New Safety Book Exposes Hidden Dangers in Sewers
A deadly explosion at a wastewater plant in Florida led two Xylem employees on a six-year journey to improve the safety of wastewater workers. Their new book combines science with reports on some of the biggest accidents in recent history.
Impeller recently spoke with Amy Forsgren, a technical writer at Xylem, who wrote the new book Airborne Occupational Hazards in Sewer Systems with Kristina Brinck, an information designer at Xylem.
Why did you want to write this book?
The idea came in 2010, when I read about a horrible accident in Florida at a wastewater treatment plant. It was a completely unnecessary accident, where two people died a really horrible death. The plant had ignored some very basic safety procedures. They sent a crew to weld on top of a tank full of methanol without taking the right precautions, and the hot work caused a huge fireball.
I was so angry – it wouldn’t surprise me if steam was coming out of my ears. Then I ran into Markus Holmberg, the manager of safety at Xylem, and told him about the accident and how upset I was. He said, “What are you going to do about it?” So then Kristina and I decided to write a book about safety.
What did you want your book to focus on?
It evolved over the six years it took to write it. Instead of looking at wastewater treatment in general, we decided to focus on airborne hazards. For treatment plants, the most common hazards are the standard hazards that every industry has, like dangers from falling, electrocution, crushing by moving parts. There are already a lot of books covering these, not necessarily for treatment plants but for industries in general.
But the sewers have a very special atmosphere, because sewer water can contain methane, which is explosive, and hydrogen sulfide, which is highly toxic if you breathe it. Both of these are created as waste decomposes. We found that in a lot of safety books when they discussed these gases they would say, “They aren’t really a danger unless you have to work in a sewer.” We looked and there aren’t any books about the special circumstances for sewers.
Who do you hope reads your book?
Engineers for municipal water and wastewater systems, anyone who is going to send someone down into a sewer. We would like them to know the dangers of what they are sending people into. That is our main target. But also the chapter on hydrogen sulfide will be of interest to anyone doing occupational safety research on hydrogen sulfide, especially the statistical analysis we do. I think we are the first people in the world to summarize this information about hydrogen sulfide.

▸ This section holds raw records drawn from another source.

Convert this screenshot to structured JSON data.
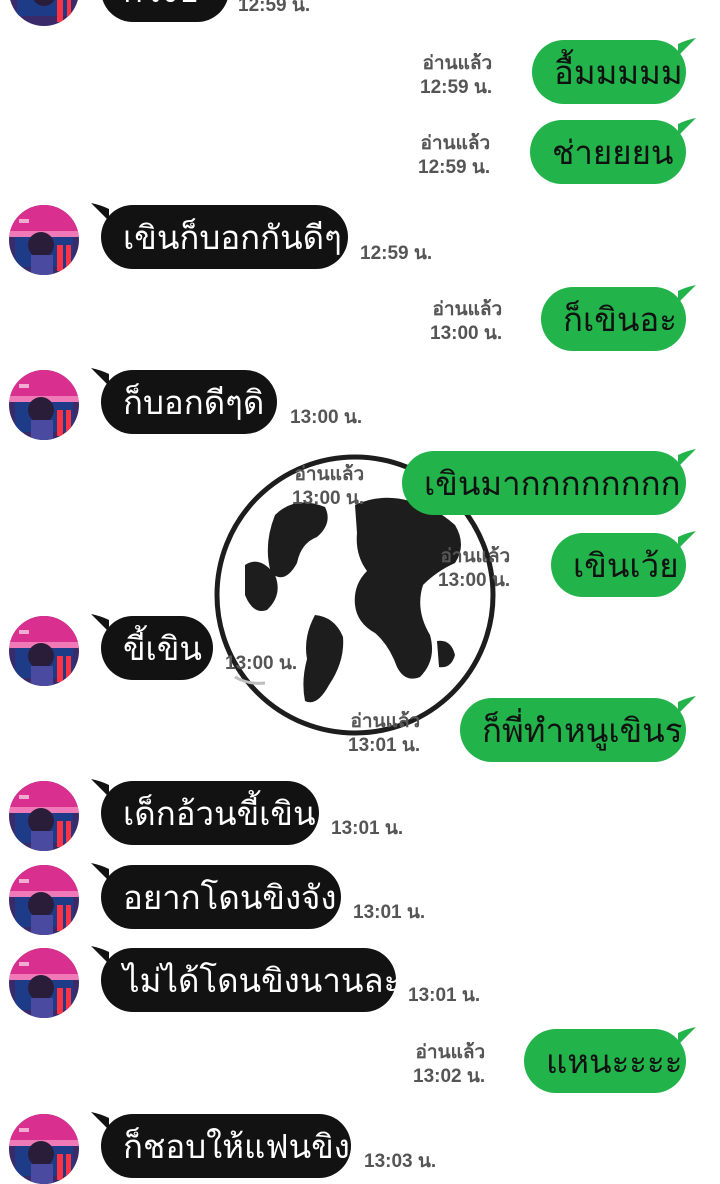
{
  "top_partial": {
    "text": "ก็ว่งบ",
    "time": "12:59 น."
  },
  "messages": [
    {
      "dir": "out",
      "text": "อื้มมมมม",
      "read": "อ่านแล้ว",
      "time": "12:59 น."
    },
    {
      "dir": "out",
      "text": "ช่ายยยน",
      "read": "อ่านแล้ว",
      "time": "12:59 น."
    },
    {
      "dir": "in",
      "text": "เขินก็บอกกันดีๆ",
      "time": "12:59 น."
    },
    {
      "dir": "out",
      "text": "ก็เขินอะ",
      "read": "อ่านแล้ว",
      "time": "13:00 น."
    },
    {
      "dir": "in",
      "text": "ก็บอกดีๆดิ",
      "time": "13:00 น."
    },
    {
      "dir": "out",
      "text": "เขินมากกกกกกกก",
      "read": "อ่านแล้ว",
      "time": "13:00 น."
    },
    {
      "dir": "out",
      "text": "เขินเว้ย",
      "read": "อ่านแล้ว",
      "time": "13:00 น."
    },
    {
      "dir": "in",
      "text": "ขี้เขิน",
      "time": "13:00 น."
    },
    {
      "dir": "out",
      "text": "ก็พี่ทำหนูเขินร",
      "read": "อ่านแล้ว",
      "time": "13:01 น."
    },
    {
      "dir": "in",
      "text": "เด็กอ้วนขี้เขิน",
      "time": "13:01 น."
    },
    {
      "dir": "in",
      "text": "อยากโดนขิงจัง",
      "time": "13:01 น."
    },
    {
      "dir": "in",
      "text": "ไม่ได้โดนขิงนานละ",
      "time": "13:01 น."
    },
    {
      "dir": "out",
      "text": "แหนะะะะ",
      "read": "อ่านแล้ว",
      "time": "13:02 น."
    },
    {
      "dir": "in",
      "text": "ก็ชอบให้แฟนขิง",
      "time": "13:03 น."
    }
  ],
  "colors": {
    "incoming_bubble": "#121212",
    "outgoing_bubble": "#22b34a",
    "meta_text": "#555555"
  },
  "icons": {
    "avatar": "avatar-image",
    "watermark": "globe-icon"
  }
}
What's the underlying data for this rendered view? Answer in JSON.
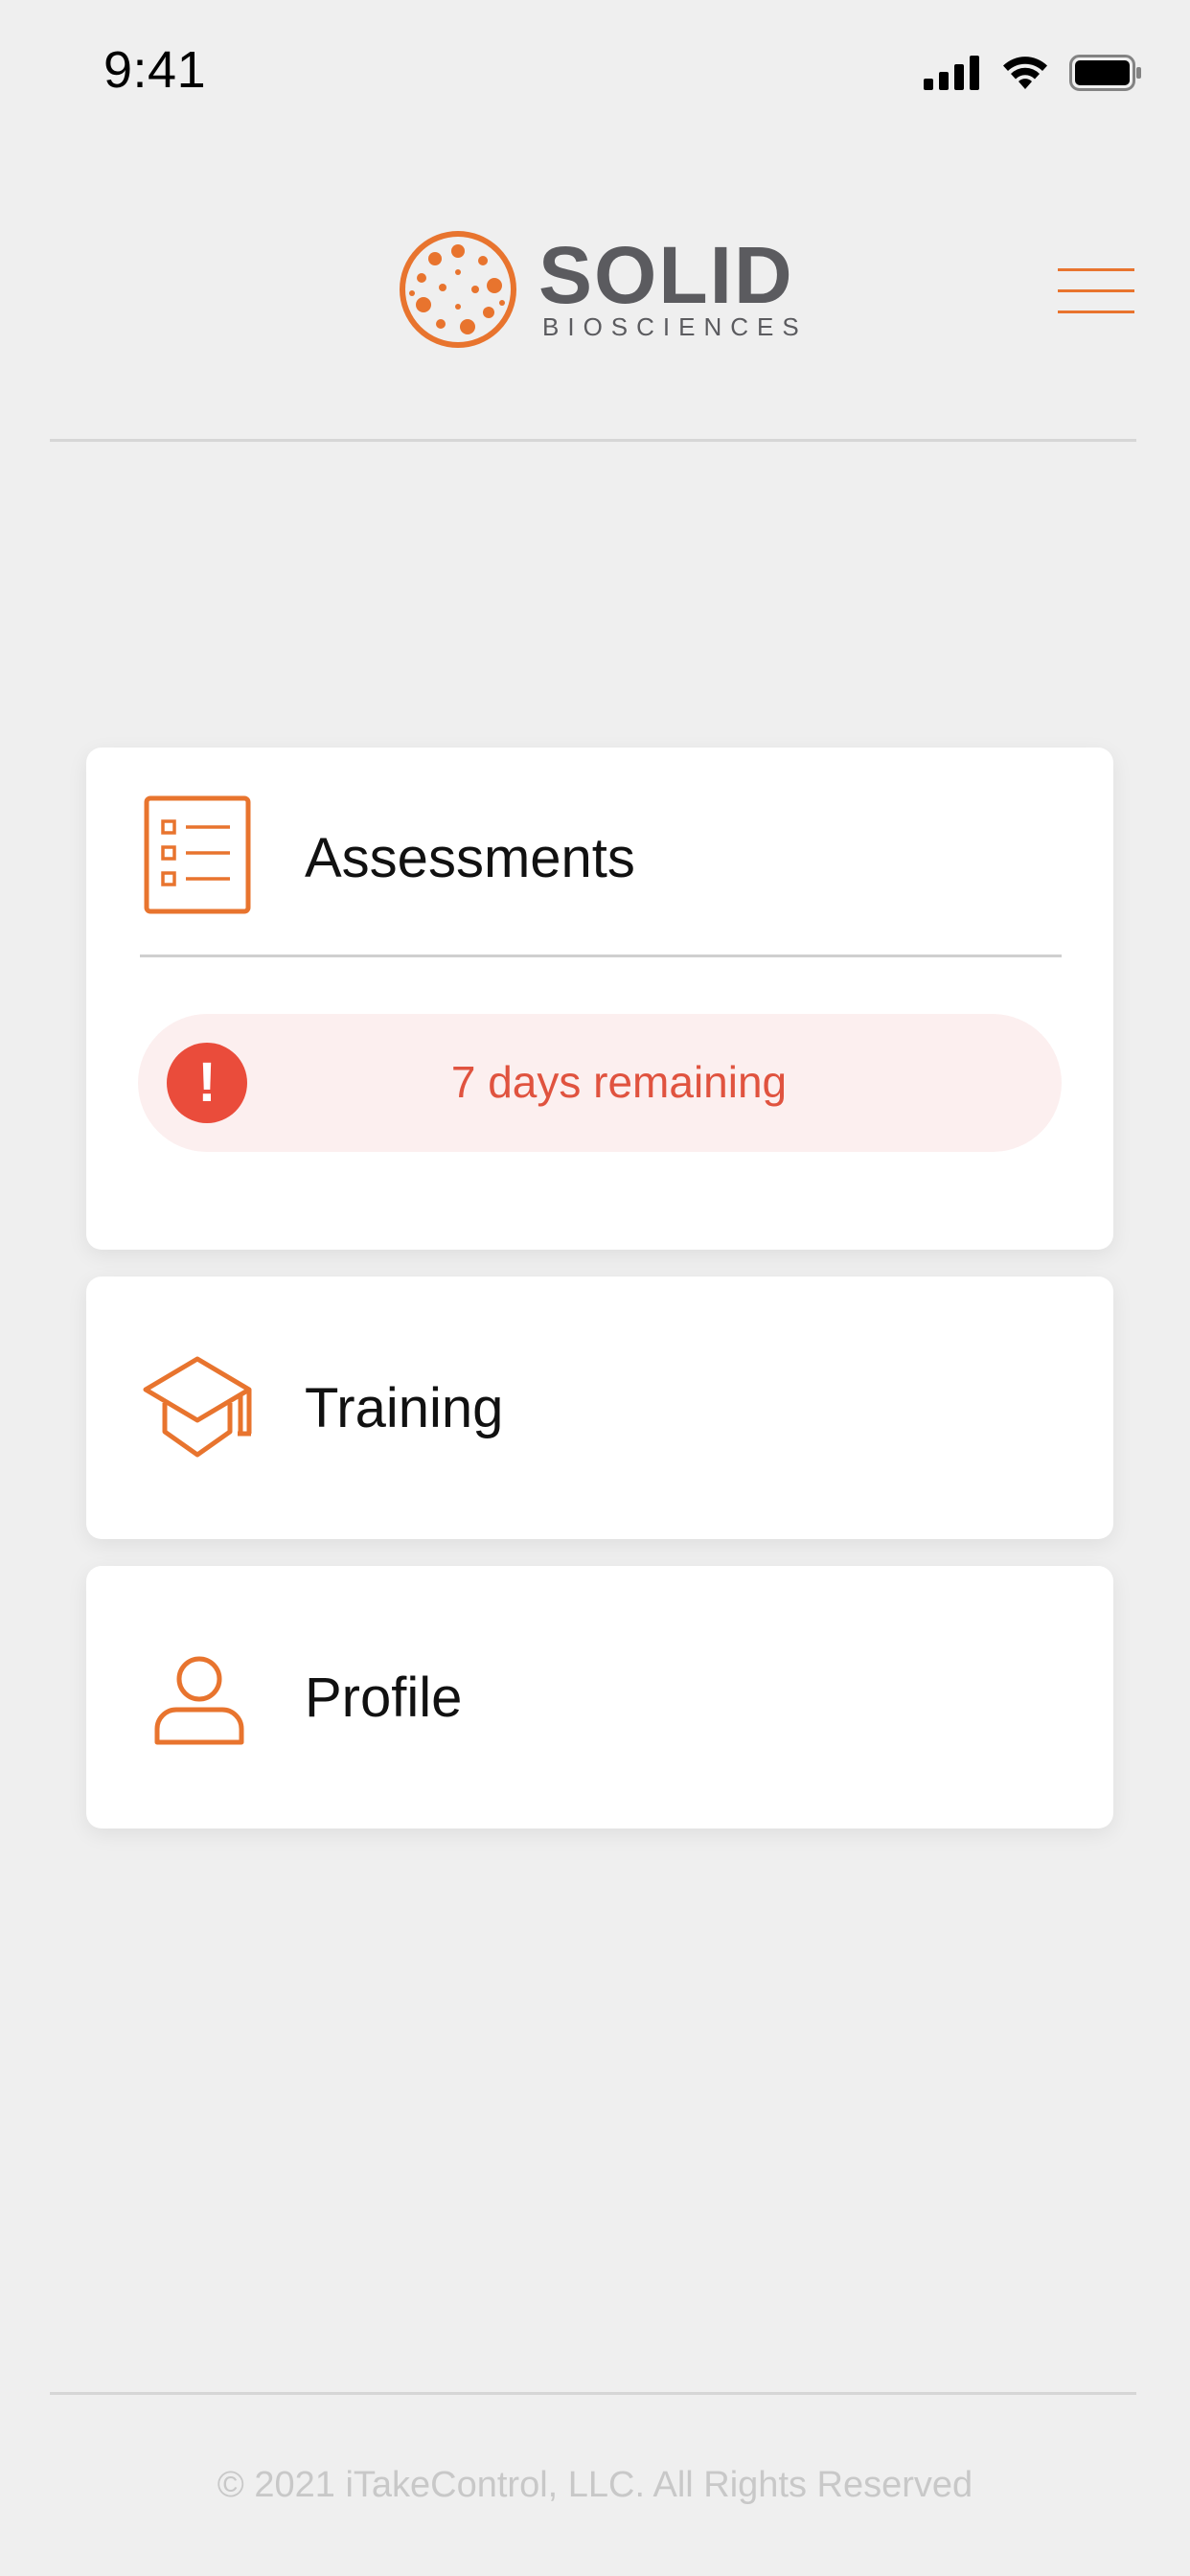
{
  "status_bar": {
    "time": "9:41",
    "icons": [
      "cellular-signal-icon",
      "wifi-icon",
      "battery-icon"
    ]
  },
  "header": {
    "logo_main": "SOLID",
    "logo_sub": "BIOSCIENCES",
    "menu_icon": "hamburger-menu-icon"
  },
  "cards": {
    "assessments": {
      "label": "Assessments",
      "icon": "checklist-icon",
      "alert": {
        "icon": "exclamation-icon",
        "glyph": "!",
        "text": "7 days remaining"
      }
    },
    "training": {
      "label": "Training",
      "icon": "graduation-cap-icon"
    },
    "profile": {
      "label": "Profile",
      "icon": "person-icon"
    }
  },
  "footer": {
    "copyright": "© 2021 iTakeControl, LLC.  All Rights Reserved"
  },
  "colors": {
    "accent": "#e8742e",
    "alert": "#ea4c3b",
    "alert_bg": "#fcefef",
    "background": "#efefef",
    "logo_text": "#5b5b5f"
  }
}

What did you learn about hydrogen sulfide?
What we did in our book is summarize all of the findings about biomarkers and hydrogen sulfide deaths from Japan and the US, which hadn’t been done before. Eight years ago in Japan, it became popular to commit suicide using hydrogen sulfide. Over 100 people killed themselves this way, almost exclusively young men.
But there were a a few accidental deaths as well. In one case a person went into the bathroom to commit suicide, and their parent jiggling the locked bathroom door was enough to let gas escape around the door. The gas is so lethal that the parent was also killed.
What we found is that a lot of people have died from hydrogen sulfide, and because it kills so fast it doesn’t show up at all in urine and often not in the blood. We can now say that we have data that proves that you can die from high levels of hydrogen sulfide and it will still not show up in an autopsy. This is important to know when determining the cause of a workplace death.